*** RECORD EXTRACTS Section Begins ***

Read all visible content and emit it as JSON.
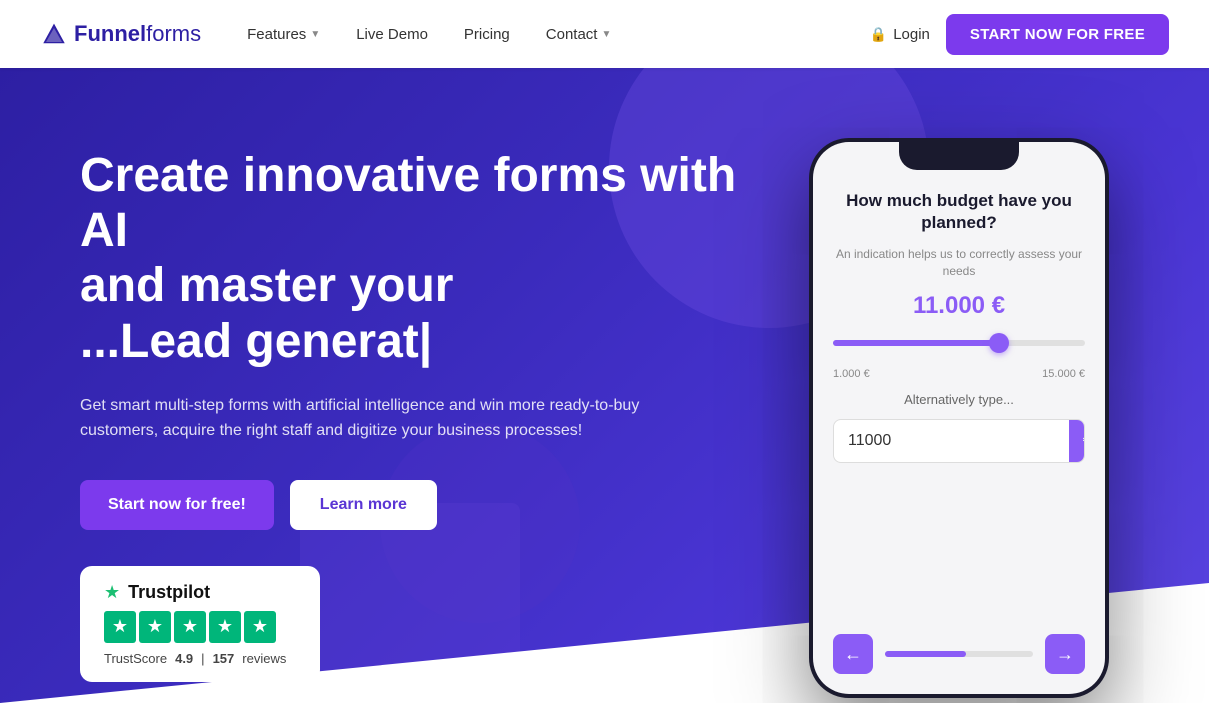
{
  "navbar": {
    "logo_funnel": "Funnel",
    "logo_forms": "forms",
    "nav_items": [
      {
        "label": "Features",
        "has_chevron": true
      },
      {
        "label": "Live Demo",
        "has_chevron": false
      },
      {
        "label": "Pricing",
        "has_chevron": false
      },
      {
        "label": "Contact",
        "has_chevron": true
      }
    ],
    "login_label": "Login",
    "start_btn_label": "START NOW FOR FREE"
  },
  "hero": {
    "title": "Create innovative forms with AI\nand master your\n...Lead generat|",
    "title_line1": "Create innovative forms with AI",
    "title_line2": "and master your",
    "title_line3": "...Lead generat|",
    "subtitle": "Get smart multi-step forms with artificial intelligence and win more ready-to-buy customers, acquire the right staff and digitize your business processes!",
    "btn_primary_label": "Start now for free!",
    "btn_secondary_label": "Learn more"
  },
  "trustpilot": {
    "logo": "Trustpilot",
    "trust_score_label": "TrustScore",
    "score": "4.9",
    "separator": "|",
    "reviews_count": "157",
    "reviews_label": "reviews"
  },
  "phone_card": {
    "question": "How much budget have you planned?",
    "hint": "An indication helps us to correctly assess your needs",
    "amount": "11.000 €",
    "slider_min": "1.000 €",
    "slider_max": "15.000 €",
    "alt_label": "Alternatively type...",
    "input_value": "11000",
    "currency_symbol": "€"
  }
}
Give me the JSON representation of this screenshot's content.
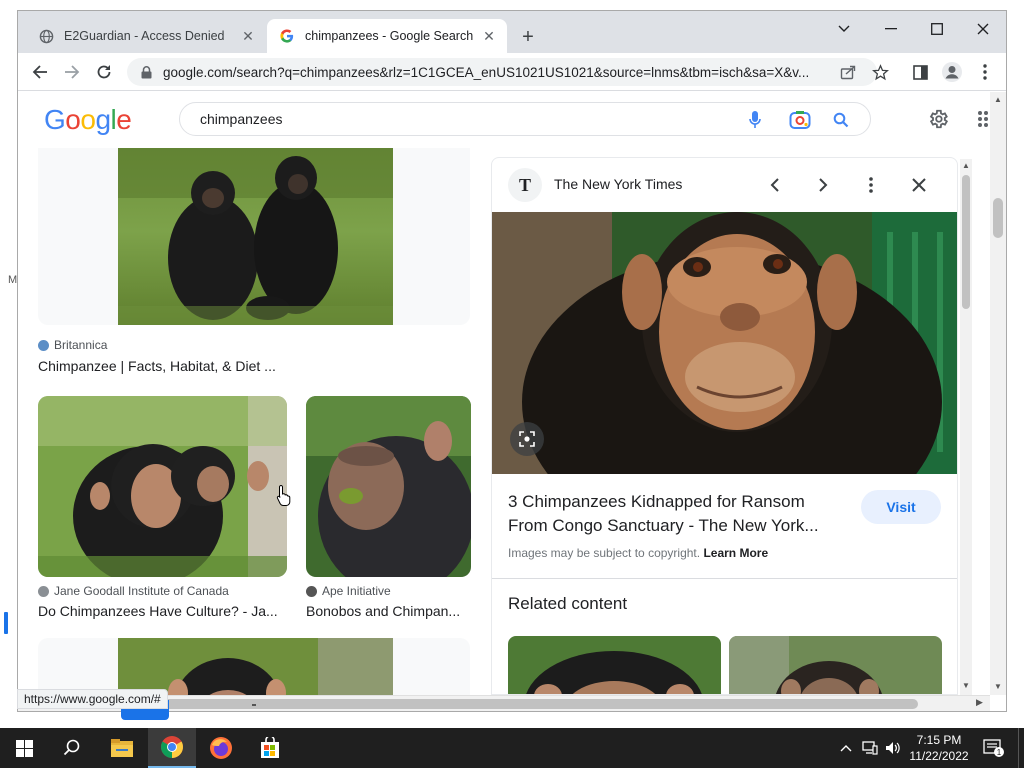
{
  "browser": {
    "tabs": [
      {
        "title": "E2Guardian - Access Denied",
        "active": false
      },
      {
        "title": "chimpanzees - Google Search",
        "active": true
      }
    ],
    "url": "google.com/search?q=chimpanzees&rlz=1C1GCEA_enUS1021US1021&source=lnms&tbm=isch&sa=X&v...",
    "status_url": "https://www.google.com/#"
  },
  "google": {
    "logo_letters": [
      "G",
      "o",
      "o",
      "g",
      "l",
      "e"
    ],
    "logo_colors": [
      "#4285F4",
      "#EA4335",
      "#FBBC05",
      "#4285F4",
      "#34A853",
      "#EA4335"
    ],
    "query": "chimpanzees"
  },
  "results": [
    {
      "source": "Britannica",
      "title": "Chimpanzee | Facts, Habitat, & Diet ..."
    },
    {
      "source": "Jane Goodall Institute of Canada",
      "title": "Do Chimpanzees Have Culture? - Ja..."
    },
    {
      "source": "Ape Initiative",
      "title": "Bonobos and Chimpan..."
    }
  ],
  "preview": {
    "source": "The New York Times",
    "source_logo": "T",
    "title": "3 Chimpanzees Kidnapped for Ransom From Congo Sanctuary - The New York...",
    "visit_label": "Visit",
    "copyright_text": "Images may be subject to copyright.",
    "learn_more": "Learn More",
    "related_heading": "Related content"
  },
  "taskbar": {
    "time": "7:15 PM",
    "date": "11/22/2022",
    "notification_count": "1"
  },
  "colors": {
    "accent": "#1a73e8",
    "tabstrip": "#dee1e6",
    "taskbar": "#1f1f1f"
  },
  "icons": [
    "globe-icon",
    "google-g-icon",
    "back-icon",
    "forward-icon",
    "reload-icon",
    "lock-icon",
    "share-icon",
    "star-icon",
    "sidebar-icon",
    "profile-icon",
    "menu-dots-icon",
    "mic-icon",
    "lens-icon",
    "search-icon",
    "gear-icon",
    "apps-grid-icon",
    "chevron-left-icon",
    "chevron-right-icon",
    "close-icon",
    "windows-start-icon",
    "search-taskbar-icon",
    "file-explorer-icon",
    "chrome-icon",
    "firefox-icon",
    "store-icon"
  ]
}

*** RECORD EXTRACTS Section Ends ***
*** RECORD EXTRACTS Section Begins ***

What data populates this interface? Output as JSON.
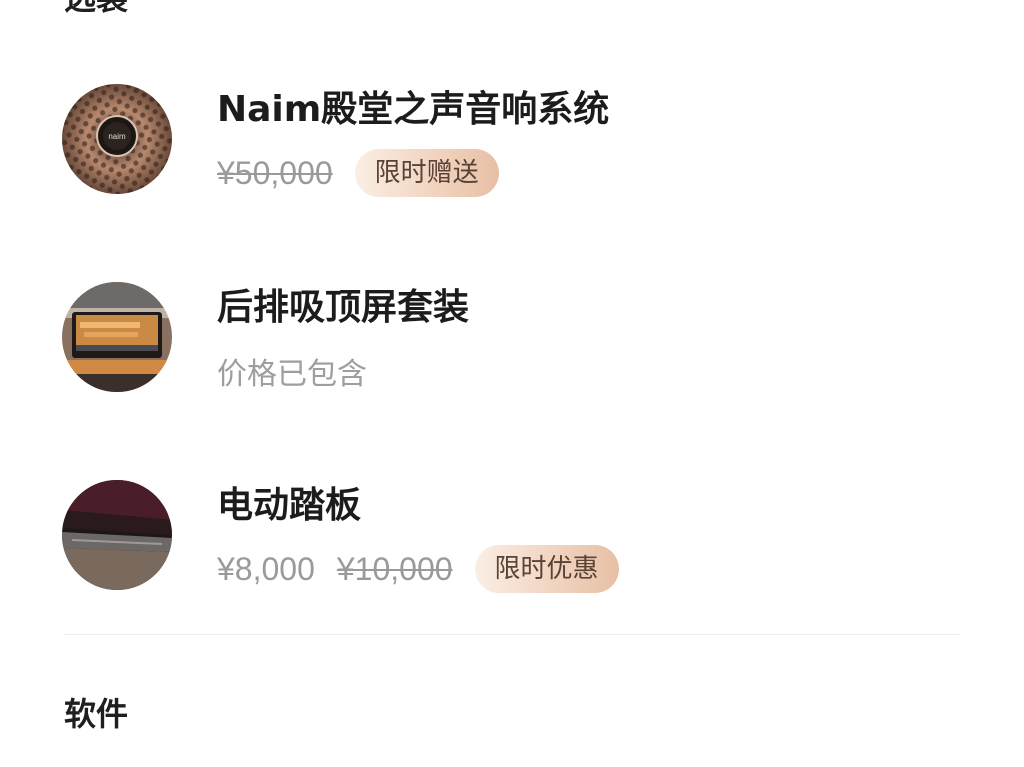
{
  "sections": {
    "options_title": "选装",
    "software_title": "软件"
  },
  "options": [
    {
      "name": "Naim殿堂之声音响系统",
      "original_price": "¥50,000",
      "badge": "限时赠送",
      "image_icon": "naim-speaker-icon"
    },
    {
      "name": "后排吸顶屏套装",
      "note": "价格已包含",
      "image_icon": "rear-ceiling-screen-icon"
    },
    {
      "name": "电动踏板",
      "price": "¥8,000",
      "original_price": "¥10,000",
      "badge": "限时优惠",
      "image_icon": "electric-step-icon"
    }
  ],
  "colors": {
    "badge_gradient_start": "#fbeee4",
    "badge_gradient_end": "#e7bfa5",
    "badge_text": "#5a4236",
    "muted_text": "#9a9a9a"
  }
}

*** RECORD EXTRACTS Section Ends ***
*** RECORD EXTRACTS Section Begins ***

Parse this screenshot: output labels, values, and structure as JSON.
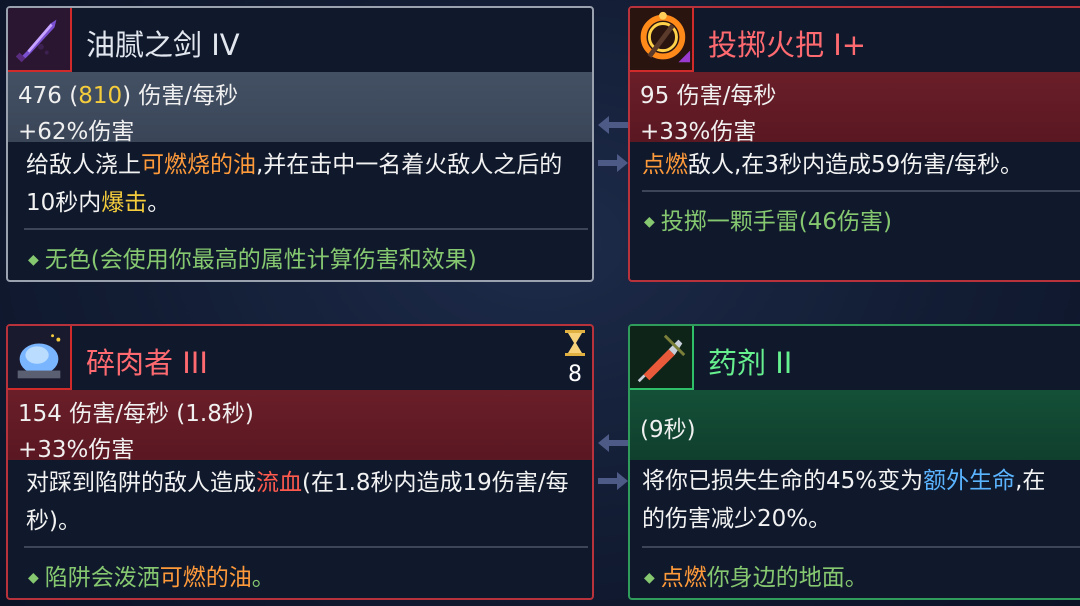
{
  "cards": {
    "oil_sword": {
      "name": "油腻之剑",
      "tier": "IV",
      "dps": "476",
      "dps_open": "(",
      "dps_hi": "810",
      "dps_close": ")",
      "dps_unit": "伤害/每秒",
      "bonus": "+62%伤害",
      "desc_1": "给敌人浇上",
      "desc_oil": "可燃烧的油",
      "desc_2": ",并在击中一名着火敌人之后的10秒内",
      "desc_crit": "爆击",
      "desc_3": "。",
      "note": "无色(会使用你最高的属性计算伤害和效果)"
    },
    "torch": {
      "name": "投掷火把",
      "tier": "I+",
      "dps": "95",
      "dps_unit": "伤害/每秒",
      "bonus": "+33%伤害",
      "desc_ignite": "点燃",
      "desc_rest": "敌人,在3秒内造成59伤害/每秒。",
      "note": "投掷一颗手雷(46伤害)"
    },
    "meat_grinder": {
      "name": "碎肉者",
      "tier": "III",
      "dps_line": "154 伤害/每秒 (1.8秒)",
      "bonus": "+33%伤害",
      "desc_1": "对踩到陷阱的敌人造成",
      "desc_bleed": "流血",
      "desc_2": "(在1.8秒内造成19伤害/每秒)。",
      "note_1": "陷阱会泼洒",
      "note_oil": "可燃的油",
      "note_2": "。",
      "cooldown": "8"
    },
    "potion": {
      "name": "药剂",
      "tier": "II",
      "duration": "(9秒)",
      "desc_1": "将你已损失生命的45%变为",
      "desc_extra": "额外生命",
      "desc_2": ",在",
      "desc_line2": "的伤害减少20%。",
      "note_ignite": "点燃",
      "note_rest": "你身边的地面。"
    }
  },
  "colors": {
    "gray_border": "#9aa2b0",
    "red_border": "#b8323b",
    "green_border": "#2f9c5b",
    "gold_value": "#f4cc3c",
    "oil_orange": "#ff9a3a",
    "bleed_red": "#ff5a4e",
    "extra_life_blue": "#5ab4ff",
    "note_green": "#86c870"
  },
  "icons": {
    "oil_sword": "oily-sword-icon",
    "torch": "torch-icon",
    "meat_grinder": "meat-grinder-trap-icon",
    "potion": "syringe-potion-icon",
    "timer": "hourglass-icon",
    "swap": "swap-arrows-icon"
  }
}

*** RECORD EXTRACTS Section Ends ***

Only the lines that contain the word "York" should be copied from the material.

TASK RESULT —
    "source": "The New York Times",
    "title": "3 Chimpanzees Kidnapped for Ransom From Congo Sanctuary - The New York...",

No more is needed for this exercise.